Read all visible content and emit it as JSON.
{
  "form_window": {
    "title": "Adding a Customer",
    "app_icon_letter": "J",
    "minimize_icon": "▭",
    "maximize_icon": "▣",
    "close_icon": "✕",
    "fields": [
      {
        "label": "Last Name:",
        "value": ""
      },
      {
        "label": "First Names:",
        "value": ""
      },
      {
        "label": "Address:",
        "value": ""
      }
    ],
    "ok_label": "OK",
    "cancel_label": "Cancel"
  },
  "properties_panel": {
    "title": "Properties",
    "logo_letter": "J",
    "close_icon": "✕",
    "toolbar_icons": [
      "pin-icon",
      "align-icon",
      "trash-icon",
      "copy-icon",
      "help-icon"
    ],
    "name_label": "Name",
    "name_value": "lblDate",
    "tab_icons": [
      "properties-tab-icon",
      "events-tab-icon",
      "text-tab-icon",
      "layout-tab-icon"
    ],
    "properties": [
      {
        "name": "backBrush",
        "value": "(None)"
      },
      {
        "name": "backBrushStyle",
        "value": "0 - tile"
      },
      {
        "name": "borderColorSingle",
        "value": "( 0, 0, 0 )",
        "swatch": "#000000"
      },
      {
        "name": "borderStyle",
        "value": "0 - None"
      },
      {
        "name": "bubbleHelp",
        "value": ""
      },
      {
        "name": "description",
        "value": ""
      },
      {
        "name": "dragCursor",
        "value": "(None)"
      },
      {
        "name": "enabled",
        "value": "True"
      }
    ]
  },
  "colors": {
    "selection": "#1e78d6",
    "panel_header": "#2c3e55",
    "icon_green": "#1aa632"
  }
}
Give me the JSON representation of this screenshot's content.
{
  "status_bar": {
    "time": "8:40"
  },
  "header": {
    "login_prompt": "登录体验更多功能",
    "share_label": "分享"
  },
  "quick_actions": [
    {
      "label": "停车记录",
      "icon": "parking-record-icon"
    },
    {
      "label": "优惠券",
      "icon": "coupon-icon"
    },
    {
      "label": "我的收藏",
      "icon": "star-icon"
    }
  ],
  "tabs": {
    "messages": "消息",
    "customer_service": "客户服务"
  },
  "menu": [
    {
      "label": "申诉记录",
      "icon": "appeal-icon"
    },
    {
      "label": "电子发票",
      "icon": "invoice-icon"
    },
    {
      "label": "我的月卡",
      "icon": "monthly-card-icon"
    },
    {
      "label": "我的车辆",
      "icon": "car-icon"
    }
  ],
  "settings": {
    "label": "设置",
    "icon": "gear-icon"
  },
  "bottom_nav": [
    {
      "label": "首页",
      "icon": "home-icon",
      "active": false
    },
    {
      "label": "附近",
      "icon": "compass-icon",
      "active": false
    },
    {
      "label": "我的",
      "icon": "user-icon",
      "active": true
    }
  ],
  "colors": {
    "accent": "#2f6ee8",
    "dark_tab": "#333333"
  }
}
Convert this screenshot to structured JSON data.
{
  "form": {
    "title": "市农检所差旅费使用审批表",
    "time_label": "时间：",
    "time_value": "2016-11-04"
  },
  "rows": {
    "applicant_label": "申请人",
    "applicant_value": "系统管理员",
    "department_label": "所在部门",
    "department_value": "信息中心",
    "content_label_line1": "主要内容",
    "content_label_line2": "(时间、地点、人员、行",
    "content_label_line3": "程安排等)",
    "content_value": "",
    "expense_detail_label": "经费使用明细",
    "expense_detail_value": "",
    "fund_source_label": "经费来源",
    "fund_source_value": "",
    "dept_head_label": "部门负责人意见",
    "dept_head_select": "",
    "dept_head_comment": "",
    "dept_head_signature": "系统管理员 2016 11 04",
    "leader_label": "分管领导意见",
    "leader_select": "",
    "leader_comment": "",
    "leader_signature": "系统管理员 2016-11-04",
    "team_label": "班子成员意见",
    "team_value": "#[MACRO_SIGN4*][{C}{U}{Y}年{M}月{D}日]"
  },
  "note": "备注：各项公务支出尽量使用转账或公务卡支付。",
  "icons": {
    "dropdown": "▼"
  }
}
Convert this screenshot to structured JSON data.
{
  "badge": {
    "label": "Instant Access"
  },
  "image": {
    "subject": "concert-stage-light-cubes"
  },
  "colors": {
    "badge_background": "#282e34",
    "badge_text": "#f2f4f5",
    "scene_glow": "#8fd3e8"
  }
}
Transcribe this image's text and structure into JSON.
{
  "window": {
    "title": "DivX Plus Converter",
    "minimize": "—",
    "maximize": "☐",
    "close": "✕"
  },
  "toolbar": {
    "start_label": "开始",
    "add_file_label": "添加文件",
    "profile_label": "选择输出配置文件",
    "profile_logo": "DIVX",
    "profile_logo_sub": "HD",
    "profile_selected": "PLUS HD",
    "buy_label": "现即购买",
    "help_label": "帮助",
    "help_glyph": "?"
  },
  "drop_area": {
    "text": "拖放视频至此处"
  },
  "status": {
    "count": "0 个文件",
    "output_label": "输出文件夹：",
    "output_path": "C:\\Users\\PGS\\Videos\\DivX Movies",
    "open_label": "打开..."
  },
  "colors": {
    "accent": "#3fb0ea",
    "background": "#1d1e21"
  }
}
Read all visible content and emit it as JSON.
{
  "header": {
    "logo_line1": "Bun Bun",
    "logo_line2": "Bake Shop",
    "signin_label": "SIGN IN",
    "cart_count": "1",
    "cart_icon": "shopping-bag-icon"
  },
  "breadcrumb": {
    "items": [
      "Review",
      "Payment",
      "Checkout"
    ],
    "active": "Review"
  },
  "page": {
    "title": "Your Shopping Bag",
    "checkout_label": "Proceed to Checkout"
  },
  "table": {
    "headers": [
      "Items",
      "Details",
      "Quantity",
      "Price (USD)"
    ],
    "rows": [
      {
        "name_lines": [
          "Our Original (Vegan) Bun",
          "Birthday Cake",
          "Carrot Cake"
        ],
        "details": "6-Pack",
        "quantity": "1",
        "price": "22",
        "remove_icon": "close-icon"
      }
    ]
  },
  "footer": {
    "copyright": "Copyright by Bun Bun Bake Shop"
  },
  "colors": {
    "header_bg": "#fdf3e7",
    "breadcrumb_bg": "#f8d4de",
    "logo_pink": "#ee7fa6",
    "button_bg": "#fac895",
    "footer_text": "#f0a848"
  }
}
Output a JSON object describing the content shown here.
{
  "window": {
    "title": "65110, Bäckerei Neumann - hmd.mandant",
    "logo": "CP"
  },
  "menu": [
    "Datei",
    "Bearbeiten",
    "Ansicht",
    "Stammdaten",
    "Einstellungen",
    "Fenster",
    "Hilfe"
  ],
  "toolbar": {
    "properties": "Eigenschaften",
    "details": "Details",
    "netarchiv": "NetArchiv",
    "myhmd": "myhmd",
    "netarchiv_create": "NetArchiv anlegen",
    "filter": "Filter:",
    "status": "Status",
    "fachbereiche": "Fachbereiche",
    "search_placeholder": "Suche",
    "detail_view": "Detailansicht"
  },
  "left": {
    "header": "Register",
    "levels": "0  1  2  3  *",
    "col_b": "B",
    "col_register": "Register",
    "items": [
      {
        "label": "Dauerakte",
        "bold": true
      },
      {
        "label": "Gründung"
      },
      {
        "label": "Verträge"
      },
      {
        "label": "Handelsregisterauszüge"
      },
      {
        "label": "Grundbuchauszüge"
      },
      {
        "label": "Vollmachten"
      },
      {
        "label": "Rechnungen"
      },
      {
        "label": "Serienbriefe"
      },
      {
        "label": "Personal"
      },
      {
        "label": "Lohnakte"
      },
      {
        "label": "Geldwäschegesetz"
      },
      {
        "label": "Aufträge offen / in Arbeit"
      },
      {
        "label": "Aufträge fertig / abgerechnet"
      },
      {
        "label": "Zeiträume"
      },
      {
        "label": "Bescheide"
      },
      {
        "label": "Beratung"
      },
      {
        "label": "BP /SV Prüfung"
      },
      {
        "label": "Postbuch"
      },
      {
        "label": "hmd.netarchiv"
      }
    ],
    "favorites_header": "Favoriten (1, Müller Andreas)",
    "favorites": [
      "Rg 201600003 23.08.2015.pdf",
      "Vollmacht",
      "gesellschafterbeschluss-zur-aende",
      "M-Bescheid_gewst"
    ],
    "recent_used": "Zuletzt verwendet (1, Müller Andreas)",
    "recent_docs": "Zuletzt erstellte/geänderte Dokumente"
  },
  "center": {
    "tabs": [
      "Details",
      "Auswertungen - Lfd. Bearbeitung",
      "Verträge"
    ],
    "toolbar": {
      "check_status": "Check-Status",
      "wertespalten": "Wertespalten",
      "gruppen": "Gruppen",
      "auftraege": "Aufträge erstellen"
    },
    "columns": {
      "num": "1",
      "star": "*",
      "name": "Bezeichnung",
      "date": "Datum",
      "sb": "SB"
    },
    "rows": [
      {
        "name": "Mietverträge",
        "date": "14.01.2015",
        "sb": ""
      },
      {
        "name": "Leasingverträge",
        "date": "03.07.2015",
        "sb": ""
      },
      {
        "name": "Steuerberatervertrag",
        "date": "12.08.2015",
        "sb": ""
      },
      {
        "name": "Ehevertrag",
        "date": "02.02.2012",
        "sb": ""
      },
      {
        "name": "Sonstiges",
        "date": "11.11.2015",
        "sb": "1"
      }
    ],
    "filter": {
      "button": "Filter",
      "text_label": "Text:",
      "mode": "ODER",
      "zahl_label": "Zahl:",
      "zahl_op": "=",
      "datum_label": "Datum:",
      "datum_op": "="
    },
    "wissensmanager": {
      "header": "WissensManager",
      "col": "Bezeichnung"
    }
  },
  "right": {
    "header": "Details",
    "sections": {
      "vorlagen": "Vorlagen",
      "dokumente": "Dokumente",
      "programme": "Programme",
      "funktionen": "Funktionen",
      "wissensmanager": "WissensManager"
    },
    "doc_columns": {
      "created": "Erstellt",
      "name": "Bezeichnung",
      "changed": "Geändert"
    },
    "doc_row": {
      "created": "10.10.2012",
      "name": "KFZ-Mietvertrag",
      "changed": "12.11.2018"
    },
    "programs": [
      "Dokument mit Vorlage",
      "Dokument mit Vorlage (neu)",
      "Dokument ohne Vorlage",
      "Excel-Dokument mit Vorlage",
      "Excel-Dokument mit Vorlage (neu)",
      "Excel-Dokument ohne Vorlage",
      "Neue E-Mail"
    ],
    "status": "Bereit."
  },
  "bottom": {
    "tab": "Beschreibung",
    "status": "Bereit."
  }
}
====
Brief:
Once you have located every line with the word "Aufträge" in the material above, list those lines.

Answer section:
        "label": "Aufträge offen / in Arbeit"
        "label": "Aufträge fertig / abgerechnet"
      "auftraege": "Aufträge erstellen"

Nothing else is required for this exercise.